You look very spry now. Does the garden keep you active?
I have limited range of motion, so I use a kneeler because I can’t get down without support. But yeah, this gives me something to do. My recovery was great because I was in great shape from working in the yard, and I was a fitness instructor from 2000 to 2009. Some days I’ll work for an hour; other days I might work four or five. I’ve taken out three palo verde trees in the yard, which takes a lot of physical activity and strength.
When did you start gardening?
Every summer from the age of 3 until I was 11, I went to my grandparents’ 20-acre farm. They raised pigs and chickens and cows, and my grandfather had a great garden almost the size of my backyard, and they canned whatever they could. I helped him make sauerkraut and sausage and cure bacon.
Tell me a little bit about the ornaments you use to decorate your garden.
I love to look at beautiful things, and if the price is right, I’ll buy it. Like these cast iron urns—they were on consignment, and the price was so ridiculously low. I bought those white lion sculptures before I moved here, when I was back in Missouri taking care of my parents before they both died.
Aesthetics are clearly important to you. How did you pull off this look for your garden?
When people ask me questions about gardening, I always tell them to start off with a plan—put it down on paper. After I got the weeds and gravel cleared out, it probably took me six months to come up with a design I was happy with. I have a spiral notebook with graph paper, and it’s loaded with different perspectives.
Aesthetics have always been something I’ve had in my other home gardens. I had an antique shop back in St. Louis, so those interests come out. I was also a hairdresser and owned my own salon for 20 years.
Hairdressing, antiques, fitness instruction, and gardening. What else have you done?
I did this language intensive program at the University of Wisconsin-Madison at the age of 47. I thought, something new to do. For 10 weeks, I had three hours of Hindi in the morning, two hours of Urdu in the afternoon. Two weeks after the program ended, I went to northeast India and then wrote a paper on how language was being used in the media to report on AIDS in India.
What motivates you to do so many different things?
Creativity. Look at Madonna and how she constantly redefines and recreates herself. The person inside stays the same, but you bring creativity outward. If you don’t stay creative, what’s the point? ✜

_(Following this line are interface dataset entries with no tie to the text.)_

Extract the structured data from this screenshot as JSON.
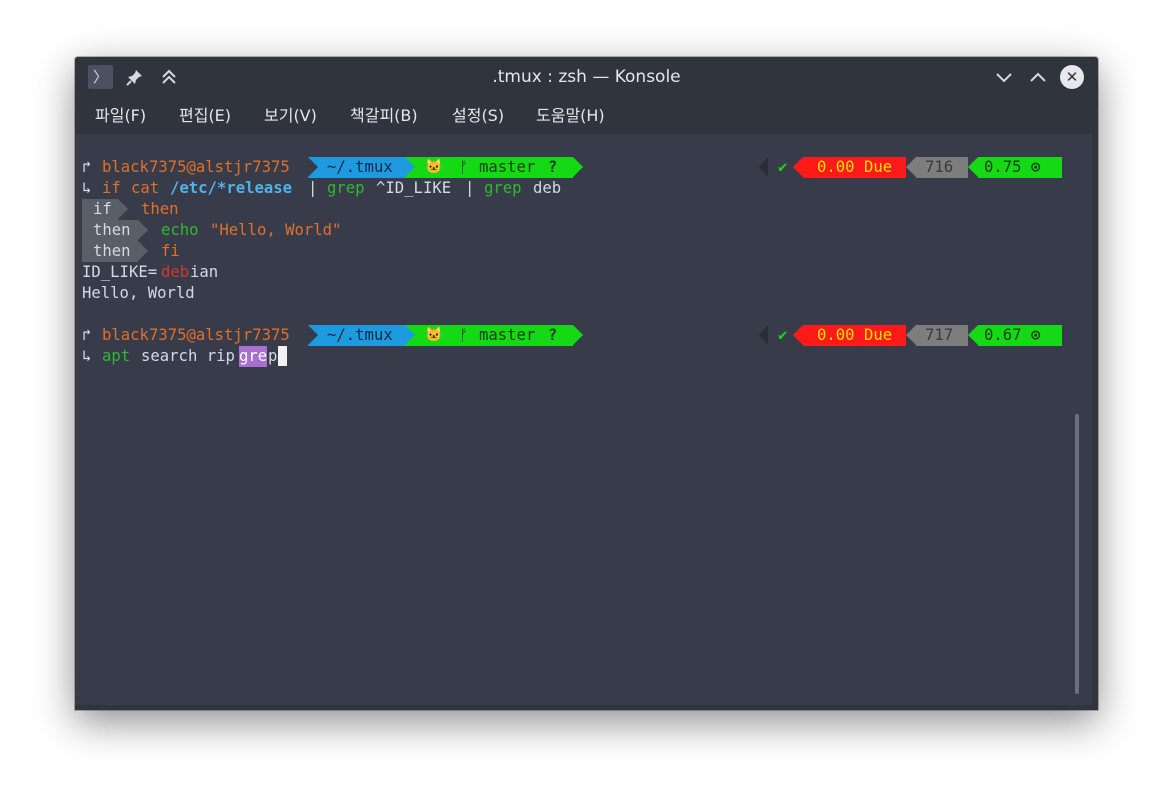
{
  "window": {
    "title": ".tmux : zsh — Konsole",
    "app_icon_glyph": "〉",
    "pin_glyph": "✦",
    "keep_above_glyph": "⌃",
    "minimize_glyph": "∨",
    "maximize_glyph": "∧",
    "close_glyph": "✕"
  },
  "menu": [
    "파일(F)",
    "편집(E)",
    "보기(V)",
    "책갈피(B)",
    "설정(S)",
    "도움말(H)"
  ],
  "prompt1": {
    "arrow": "↱",
    "user_host": "black7375@alstjr7375",
    "dir": "~/.tmux",
    "git_icon": "🐱",
    "branch_icon": "ᚠ",
    "branch": "master",
    "branch_status": "?",
    "check": "✔",
    "due": "0.00 Due",
    "count": "716",
    "load": "0.75",
    "circle": "⊙"
  },
  "command1": {
    "arrow": "↳",
    "if": "if",
    "cat": "cat",
    "path": "/etc/*release",
    "pipe1": "|",
    "grep1": "grep",
    "pattern": "^ID_LIKE",
    "pipe2": "|",
    "grep2": "grep",
    "arg": "deb"
  },
  "continuation": [
    {
      "badge": "if",
      "text": "then"
    },
    {
      "badge": "then",
      "cmd": "echo",
      "text": "\"Hello, World\""
    },
    {
      "badge": "then",
      "text": "fi"
    }
  ],
  "output": {
    "id_like_prefix": "ID_LIKE=",
    "id_like_match": "deb",
    "id_like_suffix": "ian",
    "hello": "Hello, World"
  },
  "prompt2": {
    "arrow": "↱",
    "user_host": "black7375@alstjr7375",
    "dir": "~/.tmux",
    "git_icon": "🐱",
    "branch_icon": "ᚠ",
    "branch": "master",
    "branch_status": "?",
    "check": "✔",
    "due": "0.00 Due",
    "count": "717",
    "load": "0.67",
    "circle": "⊙"
  },
  "command2": {
    "arrow": "↳",
    "cmd": "apt",
    "args": "search rip",
    "highlight": "gre",
    "rest": "p"
  },
  "colors": {
    "terminal_bg": "#383c4a",
    "titlebar_bg": "#2f343f",
    "dir_segment": "#1e9ae0",
    "git_segment": "#16d916",
    "due_segment": "#ff1a1a",
    "count_segment": "#7d7d7d",
    "load_segment": "#16d916",
    "orange": "#e0702a",
    "green": "#2fb82f",
    "blue": "#4fb2e8"
  }
}
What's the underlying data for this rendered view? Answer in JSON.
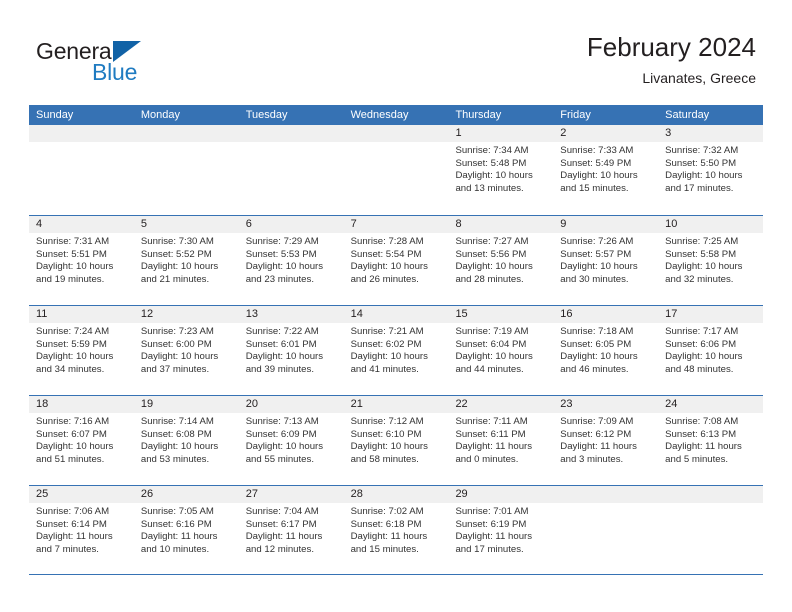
{
  "brand": {
    "word_one": "General",
    "word_two": "Blue",
    "flag_icon": "triangle-flag-icon"
  },
  "header": {
    "title": "February 2024",
    "subtitle": "Livanates, Greece"
  },
  "colors": {
    "header_blue": "#3672b4",
    "brand_blue": "#1f7bc1",
    "flag_blue": "#1162a6",
    "date_band": "#f0f0f0",
    "text": "#231f20"
  },
  "calendar": {
    "day_names": [
      "Sunday",
      "Monday",
      "Tuesday",
      "Wednesday",
      "Thursday",
      "Friday",
      "Saturday"
    ],
    "weeks": [
      [
        {
          "date": ""
        },
        {
          "date": ""
        },
        {
          "date": ""
        },
        {
          "date": ""
        },
        {
          "date": "1",
          "sunrise": "Sunrise: 7:34 AM",
          "sunset": "Sunset: 5:48 PM",
          "daylight1": "Daylight: 10 hours",
          "daylight2": "and 13 minutes."
        },
        {
          "date": "2",
          "sunrise": "Sunrise: 7:33 AM",
          "sunset": "Sunset: 5:49 PM",
          "daylight1": "Daylight: 10 hours",
          "daylight2": "and 15 minutes."
        },
        {
          "date": "3",
          "sunrise": "Sunrise: 7:32 AM",
          "sunset": "Sunset: 5:50 PM",
          "daylight1": "Daylight: 10 hours",
          "daylight2": "and 17 minutes."
        }
      ],
      [
        {
          "date": "4",
          "sunrise": "Sunrise: 7:31 AM",
          "sunset": "Sunset: 5:51 PM",
          "daylight1": "Daylight: 10 hours",
          "daylight2": "and 19 minutes."
        },
        {
          "date": "5",
          "sunrise": "Sunrise: 7:30 AM",
          "sunset": "Sunset: 5:52 PM",
          "daylight1": "Daylight: 10 hours",
          "daylight2": "and 21 minutes."
        },
        {
          "date": "6",
          "sunrise": "Sunrise: 7:29 AM",
          "sunset": "Sunset: 5:53 PM",
          "daylight1": "Daylight: 10 hours",
          "daylight2": "and 23 minutes."
        },
        {
          "date": "7",
          "sunrise": "Sunrise: 7:28 AM",
          "sunset": "Sunset: 5:54 PM",
          "daylight1": "Daylight: 10 hours",
          "daylight2": "and 26 minutes."
        },
        {
          "date": "8",
          "sunrise": "Sunrise: 7:27 AM",
          "sunset": "Sunset: 5:56 PM",
          "daylight1": "Daylight: 10 hours",
          "daylight2": "and 28 minutes."
        },
        {
          "date": "9",
          "sunrise": "Sunrise: 7:26 AM",
          "sunset": "Sunset: 5:57 PM",
          "daylight1": "Daylight: 10 hours",
          "daylight2": "and 30 minutes."
        },
        {
          "date": "10",
          "sunrise": "Sunrise: 7:25 AM",
          "sunset": "Sunset: 5:58 PM",
          "daylight1": "Daylight: 10 hours",
          "daylight2": "and 32 minutes."
        }
      ],
      [
        {
          "date": "11",
          "sunrise": "Sunrise: 7:24 AM",
          "sunset": "Sunset: 5:59 PM",
          "daylight1": "Daylight: 10 hours",
          "daylight2": "and 34 minutes."
        },
        {
          "date": "12",
          "sunrise": "Sunrise: 7:23 AM",
          "sunset": "Sunset: 6:00 PM",
          "daylight1": "Daylight: 10 hours",
          "daylight2": "and 37 minutes."
        },
        {
          "date": "13",
          "sunrise": "Sunrise: 7:22 AM",
          "sunset": "Sunset: 6:01 PM",
          "daylight1": "Daylight: 10 hours",
          "daylight2": "and 39 minutes."
        },
        {
          "date": "14",
          "sunrise": "Sunrise: 7:21 AM",
          "sunset": "Sunset: 6:02 PM",
          "daylight1": "Daylight: 10 hours",
          "daylight2": "and 41 minutes."
        },
        {
          "date": "15",
          "sunrise": "Sunrise: 7:19 AM",
          "sunset": "Sunset: 6:04 PM",
          "daylight1": "Daylight: 10 hours",
          "daylight2": "and 44 minutes."
        },
        {
          "date": "16",
          "sunrise": "Sunrise: 7:18 AM",
          "sunset": "Sunset: 6:05 PM",
          "daylight1": "Daylight: 10 hours",
          "daylight2": "and 46 minutes."
        },
        {
          "date": "17",
          "sunrise": "Sunrise: 7:17 AM",
          "sunset": "Sunset: 6:06 PM",
          "daylight1": "Daylight: 10 hours",
          "daylight2": "and 48 minutes."
        }
      ],
      [
        {
          "date": "18",
          "sunrise": "Sunrise: 7:16 AM",
          "sunset": "Sunset: 6:07 PM",
          "daylight1": "Daylight: 10 hours",
          "daylight2": "and 51 minutes."
        },
        {
          "date": "19",
          "sunrise": "Sunrise: 7:14 AM",
          "sunset": "Sunset: 6:08 PM",
          "daylight1": "Daylight: 10 hours",
          "daylight2": "and 53 minutes."
        },
        {
          "date": "20",
          "sunrise": "Sunrise: 7:13 AM",
          "sunset": "Sunset: 6:09 PM",
          "daylight1": "Daylight: 10 hours",
          "daylight2": "and 55 minutes."
        },
        {
          "date": "21",
          "sunrise": "Sunrise: 7:12 AM",
          "sunset": "Sunset: 6:10 PM",
          "daylight1": "Daylight: 10 hours",
          "daylight2": "and 58 minutes."
        },
        {
          "date": "22",
          "sunrise": "Sunrise: 7:11 AM",
          "sunset": "Sunset: 6:11 PM",
          "daylight1": "Daylight: 11 hours",
          "daylight2": "and 0 minutes."
        },
        {
          "date": "23",
          "sunrise": "Sunrise: 7:09 AM",
          "sunset": "Sunset: 6:12 PM",
          "daylight1": "Daylight: 11 hours",
          "daylight2": "and 3 minutes."
        },
        {
          "date": "24",
          "sunrise": "Sunrise: 7:08 AM",
          "sunset": "Sunset: 6:13 PM",
          "daylight1": "Daylight: 11 hours",
          "daylight2": "and 5 minutes."
        }
      ],
      [
        {
          "date": "25",
          "sunrise": "Sunrise: 7:06 AM",
          "sunset": "Sunset: 6:14 PM",
          "daylight1": "Daylight: 11 hours",
          "daylight2": "and 7 minutes."
        },
        {
          "date": "26",
          "sunrise": "Sunrise: 7:05 AM",
          "sunset": "Sunset: 6:16 PM",
          "daylight1": "Daylight: 11 hours",
          "daylight2": "and 10 minutes."
        },
        {
          "date": "27",
          "sunrise": "Sunrise: 7:04 AM",
          "sunset": "Sunset: 6:17 PM",
          "daylight1": "Daylight: 11 hours",
          "daylight2": "and 12 minutes."
        },
        {
          "date": "28",
          "sunrise": "Sunrise: 7:02 AM",
          "sunset": "Sunset: 6:18 PM",
          "daylight1": "Daylight: 11 hours",
          "daylight2": "and 15 minutes."
        },
        {
          "date": "29",
          "sunrise": "Sunrise: 7:01 AM",
          "sunset": "Sunset: 6:19 PM",
          "daylight1": "Daylight: 11 hours",
          "daylight2": "and 17 minutes."
        },
        {
          "date": ""
        },
        {
          "date": ""
        }
      ]
    ]
  }
}
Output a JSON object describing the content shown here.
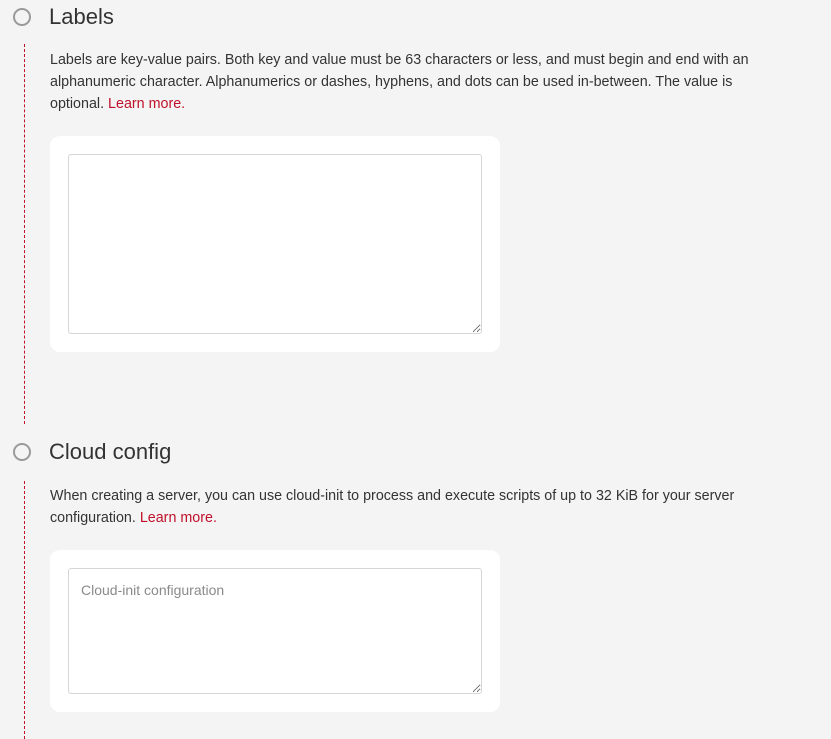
{
  "labels_step": {
    "title": "Labels",
    "description": "Labels are key-value pairs. Both key and value must be 63 characters or less, and must begin and end with an alphanumeric character. Alphanumerics or dashes, hyphens, and dots can be used in-between. The value is optional.",
    "learn_more": "Learn more.",
    "textarea_value": "",
    "textarea_placeholder": ""
  },
  "cloud_config_step": {
    "title": "Cloud config",
    "description": "When creating a server, you can use cloud-init to process and execute scripts of up to 32 KiB for your server configuration.",
    "learn_more": "Learn more.",
    "textarea_value": "",
    "textarea_placeholder": "Cloud-init configuration"
  },
  "colors": {
    "accent": "#c0102b",
    "background": "#f4f4f4",
    "card": "#ffffff"
  }
}
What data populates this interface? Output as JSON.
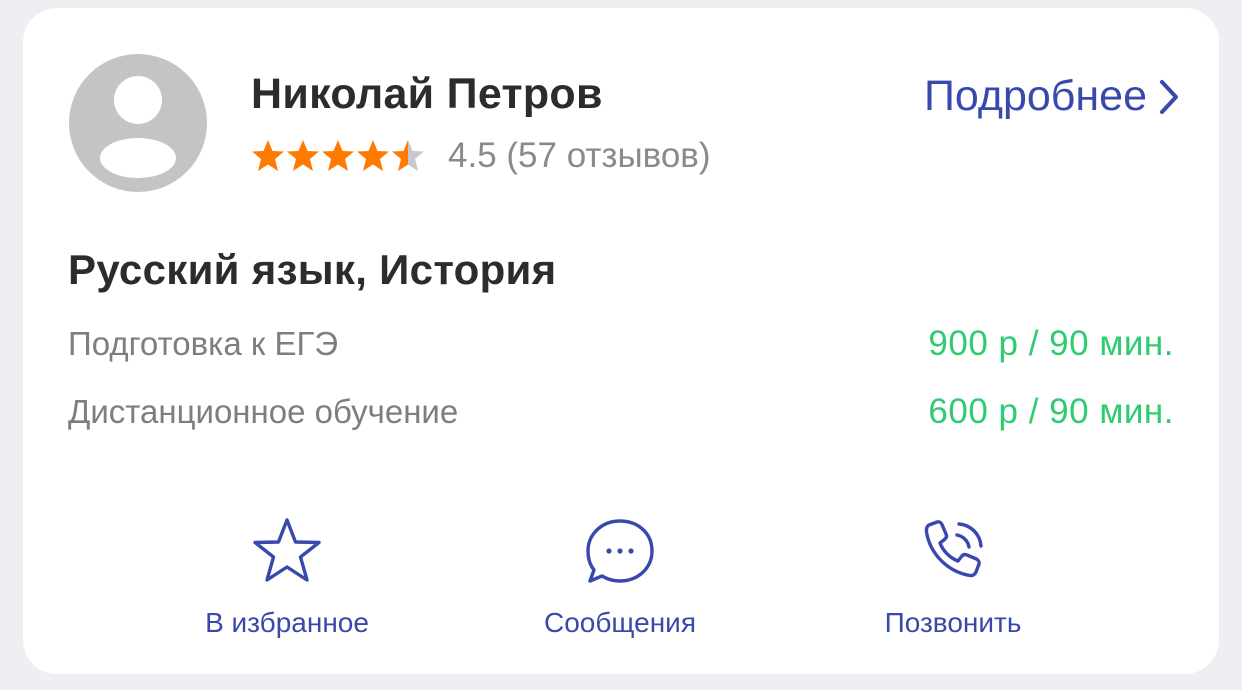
{
  "profile": {
    "name": "Николай Петров",
    "rating_value": 4.5,
    "rating_max": 5,
    "rating_text": "4.5 (57 отзывов)",
    "details_link": "Подробнее",
    "avatar_icon": "person-placeholder-icon"
  },
  "subjects": "Русский язык, История",
  "services": [
    {
      "name": "Подготовка к ЕГЭ",
      "price": "900 р / 90 мин."
    },
    {
      "name": "Дистанционное обучение",
      "price": "600 р / 90 мин."
    }
  ],
  "actions": {
    "favorite": {
      "label": "В избранное",
      "icon": "star-outline-icon"
    },
    "messages": {
      "label": "Сообщения",
      "icon": "chat-bubble-icon"
    },
    "call": {
      "label": "Позвонить",
      "icon": "phone-ringing-icon"
    }
  },
  "colors": {
    "accent": "#3949ab",
    "price": "#2ecc71",
    "star": "#ff7a00",
    "star_empty": "#c7c7cc",
    "avatar_bg": "#c4c4c6"
  }
}
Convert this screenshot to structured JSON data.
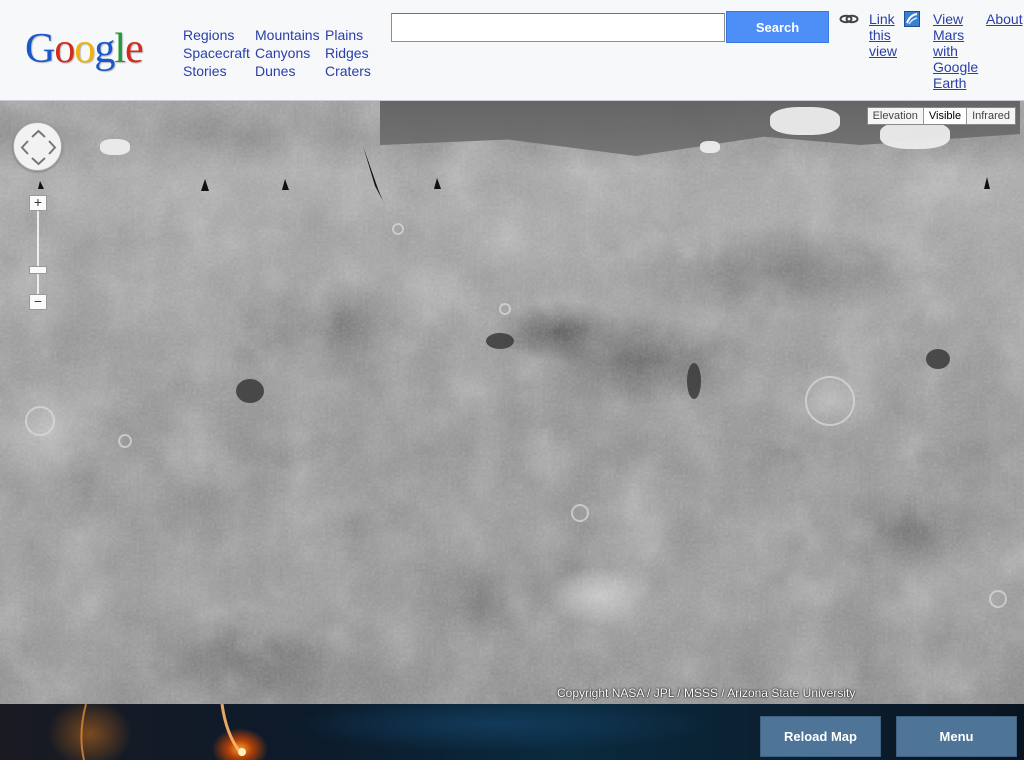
{
  "header": {
    "logo_letters": [
      {
        "char": "G",
        "color": "#1a57c8"
      },
      {
        "char": "o",
        "color": "#d42a1d"
      },
      {
        "char": "o",
        "color": "#f1b10d"
      },
      {
        "char": "g",
        "color": "#1a57c8"
      },
      {
        "char": "l",
        "color": "#1f9a37"
      },
      {
        "char": "e",
        "color": "#d42a1d"
      }
    ],
    "nav_columns": [
      [
        "Regions",
        "Spacecraft",
        "Stories"
      ],
      [
        "Mountains",
        "Canyons",
        "Dunes"
      ],
      [
        "Plains",
        "Ridges",
        "Craters"
      ]
    ],
    "search": {
      "value": "",
      "button_label": "Search"
    },
    "link_view": {
      "label": "Link this view",
      "icon": "chain-link-icon"
    },
    "google_earth": {
      "label": "View Mars with Google Earth",
      "icon": "google-earth-icon"
    },
    "about_label": "About"
  },
  "map": {
    "layers": [
      "Elevation",
      "Visible",
      "Infrared"
    ],
    "active_layer": "Visible",
    "zoom_in_label": "+",
    "zoom_out_label": "−",
    "copyright": "Copyright NASA / JPL / MSSS / Arizona State University"
  },
  "footer": {
    "reload_label": "Reload Map",
    "menu_label": "Menu"
  },
  "colors": {
    "link": "#2a3fa8",
    "search_button": "#4d8ef7",
    "footer_button": "#4e7597"
  }
}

Sophia Chen is a freelance writer based in Tucson. Her work has been featured in Wired and Physics World.